● **Work request**
Identify the lines in the data below that contain "label" and give only how many there are.

● **Entries taken from a collection**

=====

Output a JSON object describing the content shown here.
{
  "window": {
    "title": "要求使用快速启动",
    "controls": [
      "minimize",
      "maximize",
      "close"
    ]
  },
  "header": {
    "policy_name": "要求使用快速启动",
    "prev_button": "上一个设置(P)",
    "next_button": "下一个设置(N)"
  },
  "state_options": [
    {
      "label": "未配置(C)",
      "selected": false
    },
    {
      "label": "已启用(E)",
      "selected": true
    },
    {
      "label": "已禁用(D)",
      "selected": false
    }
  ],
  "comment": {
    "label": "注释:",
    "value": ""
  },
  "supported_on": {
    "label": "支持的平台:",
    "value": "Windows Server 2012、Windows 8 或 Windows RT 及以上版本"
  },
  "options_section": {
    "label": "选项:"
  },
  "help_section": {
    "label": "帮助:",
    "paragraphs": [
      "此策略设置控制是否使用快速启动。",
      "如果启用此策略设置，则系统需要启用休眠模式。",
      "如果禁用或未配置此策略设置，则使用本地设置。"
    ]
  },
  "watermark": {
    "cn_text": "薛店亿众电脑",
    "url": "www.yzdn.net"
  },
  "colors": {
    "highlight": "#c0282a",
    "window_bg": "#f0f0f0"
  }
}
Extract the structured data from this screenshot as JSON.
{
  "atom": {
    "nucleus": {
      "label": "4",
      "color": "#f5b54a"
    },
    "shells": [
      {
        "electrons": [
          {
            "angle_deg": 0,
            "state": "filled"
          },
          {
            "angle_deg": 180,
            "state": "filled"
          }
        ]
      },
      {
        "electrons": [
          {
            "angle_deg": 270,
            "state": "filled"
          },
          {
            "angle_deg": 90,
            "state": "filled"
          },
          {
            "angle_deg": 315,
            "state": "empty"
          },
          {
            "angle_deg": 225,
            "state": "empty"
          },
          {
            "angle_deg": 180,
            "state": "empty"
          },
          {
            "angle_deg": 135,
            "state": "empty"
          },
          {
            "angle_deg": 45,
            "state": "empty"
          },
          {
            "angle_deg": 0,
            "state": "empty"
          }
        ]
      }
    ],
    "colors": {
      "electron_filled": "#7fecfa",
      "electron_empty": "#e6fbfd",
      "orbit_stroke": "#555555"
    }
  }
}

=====

● **Output for this exercise**
8